The theme of "horse and rider" fascinated Marino Marini for decades. His earliest works show them as a harmonious, finely crafted unity. The experiences of war, however, changed his main subject. Thus, his motif became a diagnosis of time - and ultimately a call in bronze to stand up against the impending disaster.
Original: Bronze, 41 x 28.5 x 13.5 cm, inv. no. 410- 1961/1, Kunsthalle Bremen - Der Kunstverein in Bremen.

Sculpture in fine bronze, cast using the Lost-Wax-Process, chiselled by hand, polished and patinated. Limited edition of 150 copies, individually numbered and signed "M.M.", taken from the original and bearing the foundry and ars mundi hallmarks. With a numbered certificate of authenticity and limitation. Size with pedestal 33.5 x 23.5 x 11.5 cm (w/h/d). Weight approx. 3.8 kg. ars mundi Exclusive Edition. © VG Bild-Kunst, Bonn 2021.

"Marino Marini's sculpture of 1947 conveys no expression of control or strong leadership. The reins are loose, and the horse and rider look in different directions. With this figure, Marini reflects the events of his time. For me, the little rider is thus also a reminder that it is important to remain alert and to observe current events attentively. You need a clear stance because everything else leads to disoriented powerlessness." (Prof. Dr Christoph Grunenberg, Director of the Kunsthalle Bremen)

About Marino Marini


The subject "horse and rider" appears repeatedly in the oeuvre of Marino Marini, who was one of the most important sculptors of Classical Modernism. The artist justified his choice of motifs by the fact that his studio in Monza, where he lived in the 1930s, was located next to a horse stable.

Whereas the studies he made in the 1930s were realistic and anatomical drawings, his sculptures and colour-intensive lithographs produced in the 1960s/70s were subject to his ever-increasing pessimism. "My equestrian statues express the torment caused by the events of this century. The restlessness of my horse grows with each new work, the rider appears increasingly worn out, he has lost his dominance over the beast and the catastrophes to which he succumbs are similar to those which destroyed Sodom and Pompeii." This also explains why the Italian artist's formal style is characterised by a tension between abstraction and figuration.

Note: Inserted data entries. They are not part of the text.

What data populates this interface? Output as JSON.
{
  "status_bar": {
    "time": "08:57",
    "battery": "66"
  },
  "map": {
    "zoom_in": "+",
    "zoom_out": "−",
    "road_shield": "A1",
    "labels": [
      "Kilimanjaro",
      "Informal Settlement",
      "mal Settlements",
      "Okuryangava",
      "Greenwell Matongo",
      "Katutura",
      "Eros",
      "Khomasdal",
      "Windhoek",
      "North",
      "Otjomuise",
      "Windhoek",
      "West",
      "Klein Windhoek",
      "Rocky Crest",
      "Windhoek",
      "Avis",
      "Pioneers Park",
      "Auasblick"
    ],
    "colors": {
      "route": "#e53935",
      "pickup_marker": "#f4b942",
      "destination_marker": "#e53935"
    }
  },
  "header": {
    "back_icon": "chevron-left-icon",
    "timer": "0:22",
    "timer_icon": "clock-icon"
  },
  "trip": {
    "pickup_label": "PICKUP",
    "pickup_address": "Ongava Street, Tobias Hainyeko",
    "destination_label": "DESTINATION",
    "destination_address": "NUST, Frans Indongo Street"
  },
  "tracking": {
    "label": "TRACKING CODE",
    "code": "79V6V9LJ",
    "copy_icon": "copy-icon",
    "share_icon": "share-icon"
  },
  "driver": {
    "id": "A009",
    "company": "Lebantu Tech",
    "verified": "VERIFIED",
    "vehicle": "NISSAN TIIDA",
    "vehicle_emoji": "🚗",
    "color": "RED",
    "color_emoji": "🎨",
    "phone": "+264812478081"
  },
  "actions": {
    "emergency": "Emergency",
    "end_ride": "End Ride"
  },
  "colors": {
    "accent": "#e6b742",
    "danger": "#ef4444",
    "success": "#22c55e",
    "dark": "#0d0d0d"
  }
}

He began studying at the Academy of Fine Arts in Florence at the age of 16. When he was 28 years old, he succeeded as a professor of sculpture at the Scuola d’Arte di Villa Reale in Monza. In 1932, his great success began with his participation in the Venice Biennale. At the end of the 1940s, he achieved his international breakthrough with his famous equestrian figures.

His best-known work is probably a figure riding a horse on the terrace of the Peggy Guggenheim Collection in the Palazzo Venier dei Leoni directly along the Grand Canal in Venice. A famous story is how the former owner, Peggy Guggenheim, asked the artist to put mounting equipment on the riding figure so that it could be removed on holidays when the nuns of St. Maria della Salute passed by the palazzo in their boat.

He received many awards for his work, including the prize at the 1936 Rome Quadrennial and the Grand Prize for Sculpture at the 1952 Venice Biennale. His extensive graphic work is also represented in the world's major museums. The Marino Marini Museum, opened in Milan in 1973, pays tribute to his great life's work.